## TASK REQUIREMENTS:
What is needed is an exact copy of the records below, without the pictures.

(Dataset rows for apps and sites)
==*==

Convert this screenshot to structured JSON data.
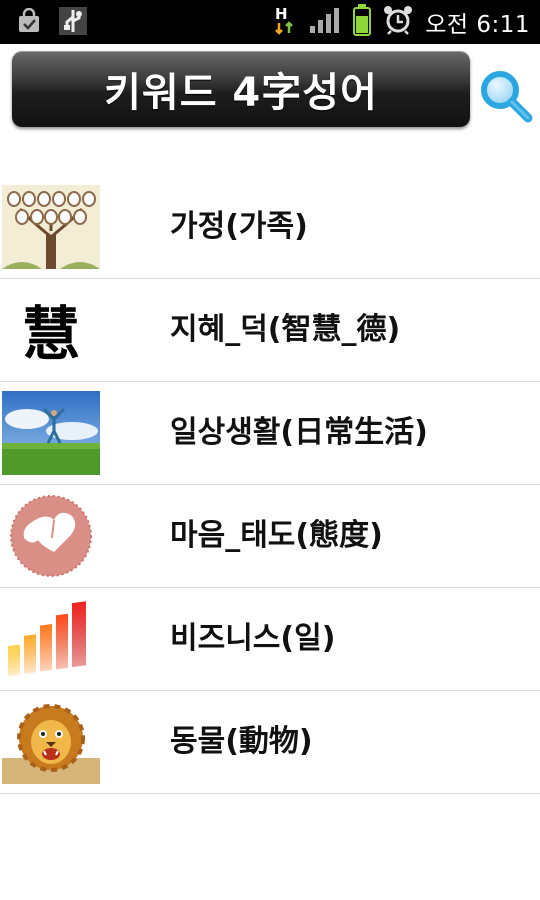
{
  "status_bar": {
    "time": "오전 6:11",
    "left_icons": [
      "shopping-bag-icon",
      "usb-debug-icon"
    ],
    "right_icons": [
      "h-data-icon",
      "signal-icon",
      "battery-icon",
      "alarm-icon"
    ]
  },
  "header": {
    "title": "키워드 4字성어",
    "search_icon": "search-icon"
  },
  "categories": [
    {
      "label": "가정(가족)",
      "icon": "family-tree-icon"
    },
    {
      "label": "지혜_덕(智慧_德)",
      "icon": "calligraphy-hye-icon",
      "glyph": "慧"
    },
    {
      "label": "일상생활(日常生活)",
      "icon": "person-jumping-field-icon"
    },
    {
      "label": "마음_태도(態度)",
      "icon": "heart-hand-icon"
    },
    {
      "label": "비즈니스(일)",
      "icon": "bar-chart-icon"
    },
    {
      "label": "동물(動物)",
      "icon": "lion-icon"
    }
  ],
  "colors": {
    "title_bar_dark": "#1e1e1e",
    "search_blue": "#2aa6e0",
    "divider": "#dcdcdc"
  }
}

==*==

## SOLUTION TO THIS EXERCISE:
Convert this screenshot to structured JSON data.
{
  "status_bar": {
    "time": "오전 6:11",
    "left_icons": [
      "shopping-bag-icon",
      "usb-debug-icon"
    ],
    "right_icons": [
      "h-data-icon",
      "signal-icon",
      "battery-icon",
      "alarm-icon"
    ]
  },
  "header": {
    "title": "키워드 4字성어",
    "search_icon": "search-icon"
  },
  "categories": [
    {
      "label": "가정(가족)",
      "icon": "family-tree-icon"
    },
    {
      "label": "지혜_덕(智慧_德)",
      "icon": "calligraphy-hye-icon",
      "glyph": "慧"
    },
    {
      "label": "일상생활(日常生活)",
      "icon": "person-jumping-field-icon"
    },
    {
      "label": "마음_태도(態度)",
      "icon": "heart-hand-icon"
    },
    {
      "label": "비즈니스(일)",
      "icon": "bar-chart-icon"
    },
    {
      "label": "동물(動物)",
      "icon": "lion-icon"
    }
  ],
  "colors": {
    "title_bar_dark": "#1e1e1e",
    "search_blue": "#2aa6e0",
    "divider": "#dcdcdc"
  }
}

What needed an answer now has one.